AMSTERDAM (ILO News) - A Conference devoted to eliminating the most intolerable forms of child labour, including slavery, trafficking, sexual exploitation and hazardous work, opened here today in the presence of Her Majesty, Queen Beatrix of the Netherlands.
Over 250 delegates from 30 countries are attending the two-day Conference. Twenty Ministers from developed and developing countries are scheduled to address delegates today (see overleaf). The Conference is organized by the Government of the Netherlands in close cooperation with the International Labour Organization.
The Chairman of the Conference Mr. Ad. Melkert, Minister for Social Affairs and Employment of the Government of the Netherlands said that intolerable forms of child labour were "an inheritance from the industrial revolution" and that "it is high time to get rid of this inheritance."
"Prosperity," he said, "is underpinned by adults who are thoroughly prepared, both physically and mentally," and not by "Children who never received any education, who are hardly, if ever paid for work performed in miserable, unhealthy, hazardous and even criminal conditions."
He called upon delegates to avoid lecturing and finger pointing and to "generate a partnership in place of provocation." He insisted that "the flagrant exploitation of children has to be banned," but that "we must simultaneously offer alternatives to the children and their parents, including education, health care and employment."
Speaking at the opening session, the Director-General of the ILO, Mr. Michel Hansenne, identified intolerable forms of child labour as: work in slavery or slave-like conditions; in forced labour; in prostitution; in mines and factories, deep-sea fishing and commercial agriculture." He denounced the many millions of children employed in such activities as "a veritable insult to human rights and an intolerable assault on the dignity of the individual."

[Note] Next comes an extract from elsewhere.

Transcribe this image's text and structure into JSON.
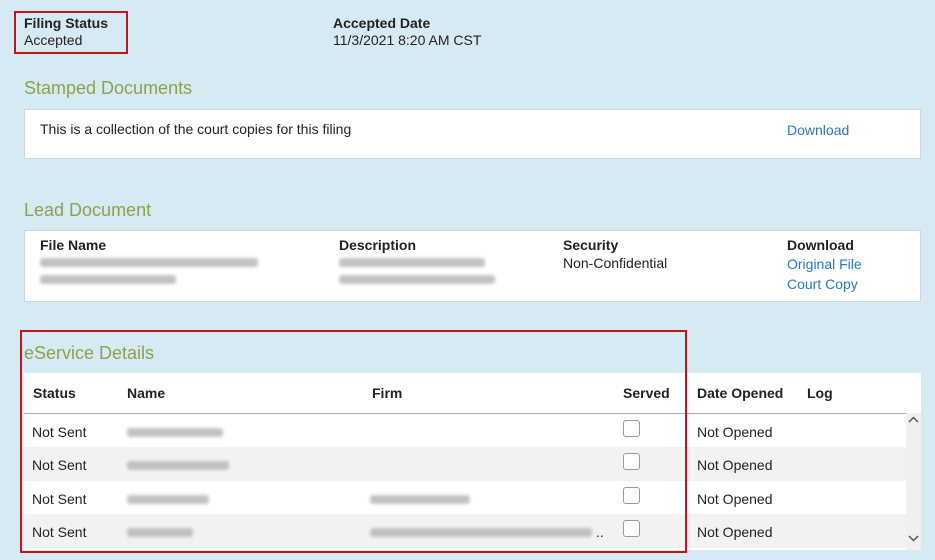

He outlined a programme based on the adoption of a new ILO Convention which would forbid all extreme forms of child labour. He also proposed that ILO and UN member States adopt "a time-bound programme of action to eliminate child labour," focusing initially on degrading and particularly hazardous forms of work. He called for complete prohibition of work by young child (under 12 or 13 years of age) and protection for girls, who are frequently forced into paid domestic service or lured into prostitution and pornography.
He also challenged the international community to intensify efforts to reducing poverty:
"The challenge is for governments of developing countries to address the needs of the poorest of their poor, and for the governments of rich countries to back up their insistence on observance of universal standards with a commensurate commitment for increased resources to attack world poverty." He noted that concerted international action was necessary to stopping such exploitative activities as the cross-border sale and trafficking of children and proposed that "a crime against a child anywhere be considered a crime everywhere."
List of Ministers scheduled to address the Conference
- - Mr. J. Pronk, Minister for Development Cooperation, the Netherlands
- - Mr. Diop, Minister of Labour, Senegal
- - Mr. N. Blüm, Minister of Labour and Social Affairs, Germany
- - Mr. C. Earsakul, Minister of Labour and Social Welfare, Thailand
- - Ms. K. Nordheim-Larsen, Minister of Development Cooperation, Norway
- - Mr. P. Paiva, Minister of Labour, Brazil
- - Mr. A. Al-Amawy, Minister of Labour, Egypt
- - Mr. S. Kinyondo, Minister of Labour and Youth Development, Tanzania
- - Mr. Arunachalam, Minister of Labour, India
- - Mr. Mannan, Minister of Labour and Manpower, Bangladesh
- - Ms. Lina Laigo, Minister for Women and Social Welfare, Philippines
- - Ms. M. Winberg, Minister of Labour, Sweden
- - Mr. P. Masinde, Minister of Labour and Manpower Development, Kenya
- - Ms. M. Smet, Minister of Labour, Belgium
- - Mr. J.L. Nordman, Acting Minister of Labour, Switzerland
- - Mr. E. Snijders, Minister of Labour, Surinam
- - Ms. L. Koirala, Minister of Women and Social Welfare, Nepal